§ To do:
Write out all of the records below precisely as given, omitting the images.

*** The data Section Begins ***

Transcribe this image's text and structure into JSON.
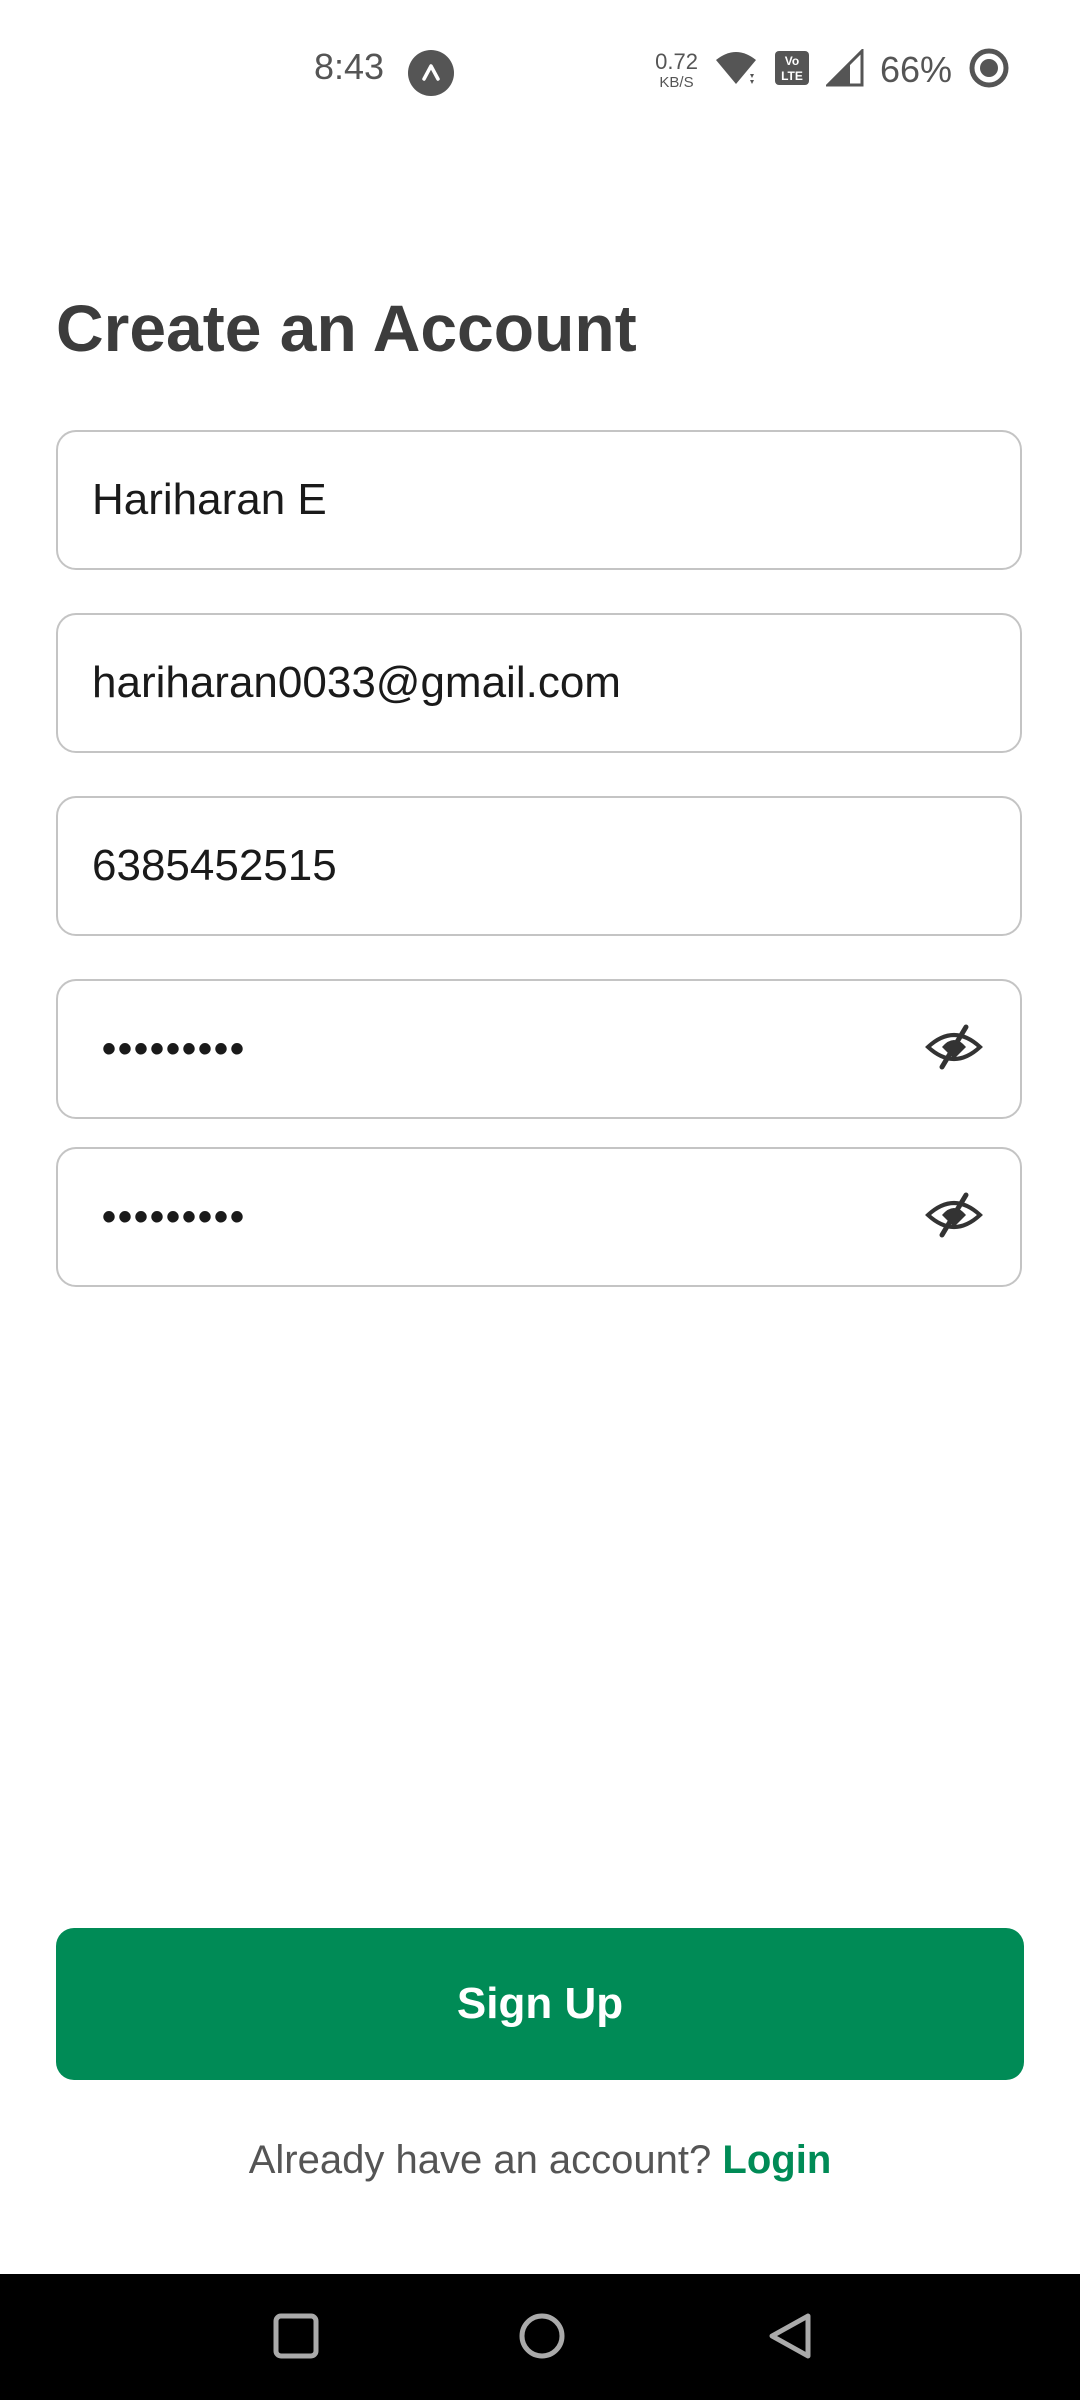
{
  "status_bar": {
    "time": "8:43",
    "net_speed_value": "0.72",
    "net_speed_unit": "KB/S",
    "battery_percent": "66%",
    "icons": [
      "app-notification-icon",
      "wifi-icon",
      "volte-icon",
      "signal-icon",
      "battery-icon"
    ]
  },
  "form": {
    "title": "Create an Account",
    "name_value": "Hariharan E",
    "email_value": "hariharan0033@gmail.com",
    "phone_value": "6385452515",
    "password_masked": "•••••••••",
    "confirm_password_masked": "•••••••••"
  },
  "actions": {
    "signup_label": "Sign Up",
    "login_prompt": "Already have an account?",
    "login_label": "Login"
  },
  "nav": {
    "icons": [
      "recent-apps-icon",
      "home-icon",
      "back-icon"
    ]
  },
  "colors": {
    "accent": "#008b56",
    "title": "#3c3c3c",
    "border": "#c4c4c4",
    "nav_bar": "#000000"
  }
}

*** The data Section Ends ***

§ Result for this exercise:
Transcribe this image's text and structure into JSON.
{
  "status_bar": {
    "time": "8:43",
    "net_speed_value": "0.72",
    "net_speed_unit": "KB/S",
    "battery_percent": "66%",
    "icons": [
      "app-notification-icon",
      "wifi-icon",
      "volte-icon",
      "signal-icon",
      "battery-icon"
    ]
  },
  "form": {
    "title": "Create an Account",
    "name_value": "Hariharan E",
    "email_value": "hariharan0033@gmail.com",
    "phone_value": "6385452515",
    "password_masked": "•••••••••",
    "confirm_password_masked": "•••••••••"
  },
  "actions": {
    "signup_label": "Sign Up",
    "login_prompt": "Already have an account?",
    "login_label": "Login"
  },
  "nav": {
    "icons": [
      "recent-apps-icon",
      "home-icon",
      "back-icon"
    ]
  },
  "colors": {
    "accent": "#008b56",
    "title": "#3c3c3c",
    "border": "#c4c4c4",
    "nav_bar": "#000000"
  }
}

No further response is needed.